▸ **EXERCISE INPUTS**:
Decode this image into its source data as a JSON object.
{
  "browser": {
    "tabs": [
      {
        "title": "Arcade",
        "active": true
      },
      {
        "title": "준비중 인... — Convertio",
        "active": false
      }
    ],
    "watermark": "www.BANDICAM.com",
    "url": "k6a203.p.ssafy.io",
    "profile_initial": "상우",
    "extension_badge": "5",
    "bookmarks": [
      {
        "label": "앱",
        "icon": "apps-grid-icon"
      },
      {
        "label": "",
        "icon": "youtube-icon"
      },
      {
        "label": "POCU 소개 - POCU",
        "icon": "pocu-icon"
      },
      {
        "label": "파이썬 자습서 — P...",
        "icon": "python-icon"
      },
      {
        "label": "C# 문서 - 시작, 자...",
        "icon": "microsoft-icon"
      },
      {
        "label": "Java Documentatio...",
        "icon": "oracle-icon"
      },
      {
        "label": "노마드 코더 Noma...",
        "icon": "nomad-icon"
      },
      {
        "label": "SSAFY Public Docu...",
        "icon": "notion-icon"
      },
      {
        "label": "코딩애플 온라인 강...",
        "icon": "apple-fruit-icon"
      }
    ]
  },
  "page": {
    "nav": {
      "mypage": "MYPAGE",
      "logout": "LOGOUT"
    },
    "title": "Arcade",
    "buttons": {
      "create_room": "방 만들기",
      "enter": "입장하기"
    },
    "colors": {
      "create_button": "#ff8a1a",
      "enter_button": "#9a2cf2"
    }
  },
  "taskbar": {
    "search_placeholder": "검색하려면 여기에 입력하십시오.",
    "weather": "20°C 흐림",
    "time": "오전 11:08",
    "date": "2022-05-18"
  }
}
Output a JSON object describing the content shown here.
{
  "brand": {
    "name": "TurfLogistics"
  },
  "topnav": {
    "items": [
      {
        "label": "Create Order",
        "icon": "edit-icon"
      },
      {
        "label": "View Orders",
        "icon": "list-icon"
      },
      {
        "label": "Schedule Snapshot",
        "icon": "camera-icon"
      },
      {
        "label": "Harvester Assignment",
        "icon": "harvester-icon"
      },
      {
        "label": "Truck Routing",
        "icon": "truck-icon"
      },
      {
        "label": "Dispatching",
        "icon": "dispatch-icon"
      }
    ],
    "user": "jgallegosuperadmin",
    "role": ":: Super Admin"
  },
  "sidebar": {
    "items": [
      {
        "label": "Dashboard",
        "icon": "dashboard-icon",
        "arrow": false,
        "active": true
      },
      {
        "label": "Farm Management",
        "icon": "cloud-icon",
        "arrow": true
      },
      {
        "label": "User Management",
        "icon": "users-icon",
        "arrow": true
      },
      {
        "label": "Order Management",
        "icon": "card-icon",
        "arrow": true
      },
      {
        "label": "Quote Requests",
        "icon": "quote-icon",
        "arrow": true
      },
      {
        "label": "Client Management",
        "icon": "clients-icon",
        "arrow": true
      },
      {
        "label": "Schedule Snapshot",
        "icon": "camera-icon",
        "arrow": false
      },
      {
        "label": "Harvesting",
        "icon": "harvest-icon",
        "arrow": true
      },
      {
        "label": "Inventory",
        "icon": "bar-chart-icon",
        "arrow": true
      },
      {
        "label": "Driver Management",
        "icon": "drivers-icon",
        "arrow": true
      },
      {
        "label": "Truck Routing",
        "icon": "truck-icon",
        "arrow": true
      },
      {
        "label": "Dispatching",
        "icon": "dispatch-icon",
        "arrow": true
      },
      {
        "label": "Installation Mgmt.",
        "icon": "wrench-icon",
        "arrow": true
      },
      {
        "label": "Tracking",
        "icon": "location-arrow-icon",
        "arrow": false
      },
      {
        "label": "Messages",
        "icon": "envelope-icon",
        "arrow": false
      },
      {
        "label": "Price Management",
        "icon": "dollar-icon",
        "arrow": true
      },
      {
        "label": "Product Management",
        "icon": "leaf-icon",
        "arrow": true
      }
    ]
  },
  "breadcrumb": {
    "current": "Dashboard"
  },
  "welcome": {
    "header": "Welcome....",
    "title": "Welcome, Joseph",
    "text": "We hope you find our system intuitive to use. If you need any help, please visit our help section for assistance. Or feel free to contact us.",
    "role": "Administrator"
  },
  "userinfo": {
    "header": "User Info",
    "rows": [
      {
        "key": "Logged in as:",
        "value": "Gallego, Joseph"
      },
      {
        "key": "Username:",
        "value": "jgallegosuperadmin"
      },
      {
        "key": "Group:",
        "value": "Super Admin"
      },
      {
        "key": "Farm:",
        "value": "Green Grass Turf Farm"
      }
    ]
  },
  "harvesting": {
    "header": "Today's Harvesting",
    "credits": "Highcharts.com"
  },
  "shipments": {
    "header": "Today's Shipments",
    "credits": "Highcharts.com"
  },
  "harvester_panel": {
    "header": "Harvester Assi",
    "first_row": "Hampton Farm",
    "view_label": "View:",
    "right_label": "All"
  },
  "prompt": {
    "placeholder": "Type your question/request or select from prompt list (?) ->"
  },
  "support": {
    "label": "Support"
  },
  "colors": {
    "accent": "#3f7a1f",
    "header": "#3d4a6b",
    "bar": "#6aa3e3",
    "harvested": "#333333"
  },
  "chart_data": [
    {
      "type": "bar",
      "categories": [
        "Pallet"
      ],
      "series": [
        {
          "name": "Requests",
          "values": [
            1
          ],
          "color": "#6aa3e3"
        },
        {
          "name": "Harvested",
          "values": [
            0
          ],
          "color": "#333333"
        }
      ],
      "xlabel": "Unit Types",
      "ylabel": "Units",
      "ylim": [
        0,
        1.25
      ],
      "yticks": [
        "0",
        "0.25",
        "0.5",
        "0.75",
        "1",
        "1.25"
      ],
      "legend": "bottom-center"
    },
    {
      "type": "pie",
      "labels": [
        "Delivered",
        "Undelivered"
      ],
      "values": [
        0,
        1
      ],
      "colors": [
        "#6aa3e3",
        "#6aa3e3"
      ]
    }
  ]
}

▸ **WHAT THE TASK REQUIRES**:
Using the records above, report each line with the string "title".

▸ **EXPECTED ANSWER**:
        "title": "Arcade",
        "title": "준비중 인... — Convertio",
    "title": "Arcade",
    "title": "Welcome, Joseph",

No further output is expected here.